__TRY IT__. Scan the records for lines with the string "JSON". Say how many there are, and add nothing.

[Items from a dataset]
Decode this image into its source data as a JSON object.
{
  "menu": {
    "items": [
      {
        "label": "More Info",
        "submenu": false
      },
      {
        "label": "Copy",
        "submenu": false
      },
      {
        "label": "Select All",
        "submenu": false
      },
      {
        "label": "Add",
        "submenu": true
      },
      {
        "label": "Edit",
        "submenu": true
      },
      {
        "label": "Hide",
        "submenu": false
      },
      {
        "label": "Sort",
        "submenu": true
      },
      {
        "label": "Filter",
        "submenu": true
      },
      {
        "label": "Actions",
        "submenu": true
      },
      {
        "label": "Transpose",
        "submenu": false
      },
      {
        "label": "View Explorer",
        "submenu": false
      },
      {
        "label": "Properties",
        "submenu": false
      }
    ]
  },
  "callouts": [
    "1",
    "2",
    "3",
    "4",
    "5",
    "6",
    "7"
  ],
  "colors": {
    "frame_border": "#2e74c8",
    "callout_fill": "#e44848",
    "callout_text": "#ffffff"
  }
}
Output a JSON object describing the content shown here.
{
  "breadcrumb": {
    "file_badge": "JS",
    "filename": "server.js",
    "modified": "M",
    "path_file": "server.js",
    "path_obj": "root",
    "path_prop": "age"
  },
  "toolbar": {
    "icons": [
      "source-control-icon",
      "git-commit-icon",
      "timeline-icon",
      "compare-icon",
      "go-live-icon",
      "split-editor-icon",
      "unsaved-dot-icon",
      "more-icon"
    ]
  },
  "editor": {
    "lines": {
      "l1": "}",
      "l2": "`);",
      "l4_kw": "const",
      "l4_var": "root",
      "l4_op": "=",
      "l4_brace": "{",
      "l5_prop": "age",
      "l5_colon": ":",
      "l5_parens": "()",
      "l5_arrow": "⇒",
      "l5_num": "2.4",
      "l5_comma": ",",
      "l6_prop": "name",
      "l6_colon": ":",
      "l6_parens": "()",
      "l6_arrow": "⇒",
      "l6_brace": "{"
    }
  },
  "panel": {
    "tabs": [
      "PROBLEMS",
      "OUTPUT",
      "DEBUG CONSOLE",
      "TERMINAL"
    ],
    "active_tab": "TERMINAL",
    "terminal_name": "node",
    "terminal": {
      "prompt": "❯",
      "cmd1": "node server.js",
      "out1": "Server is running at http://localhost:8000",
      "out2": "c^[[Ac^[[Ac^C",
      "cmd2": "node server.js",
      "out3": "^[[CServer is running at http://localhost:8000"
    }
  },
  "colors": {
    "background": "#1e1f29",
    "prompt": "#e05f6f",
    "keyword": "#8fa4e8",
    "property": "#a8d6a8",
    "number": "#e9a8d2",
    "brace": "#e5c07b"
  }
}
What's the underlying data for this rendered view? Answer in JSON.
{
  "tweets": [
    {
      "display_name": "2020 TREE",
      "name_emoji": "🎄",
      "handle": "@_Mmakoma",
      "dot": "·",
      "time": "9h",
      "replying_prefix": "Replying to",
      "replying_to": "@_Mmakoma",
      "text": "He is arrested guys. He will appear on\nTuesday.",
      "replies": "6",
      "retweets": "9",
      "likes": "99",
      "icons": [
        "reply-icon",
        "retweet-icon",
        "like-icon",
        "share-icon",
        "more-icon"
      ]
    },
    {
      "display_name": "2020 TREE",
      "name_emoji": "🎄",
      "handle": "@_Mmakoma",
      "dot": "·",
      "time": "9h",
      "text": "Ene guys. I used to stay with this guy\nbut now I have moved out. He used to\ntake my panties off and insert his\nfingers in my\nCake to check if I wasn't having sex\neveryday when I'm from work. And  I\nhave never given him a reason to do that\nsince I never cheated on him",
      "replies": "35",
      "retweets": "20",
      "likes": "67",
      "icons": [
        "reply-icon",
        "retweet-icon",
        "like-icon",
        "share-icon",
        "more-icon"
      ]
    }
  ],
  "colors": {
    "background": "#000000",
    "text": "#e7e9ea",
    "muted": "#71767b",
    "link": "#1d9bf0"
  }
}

__RESULT__. 3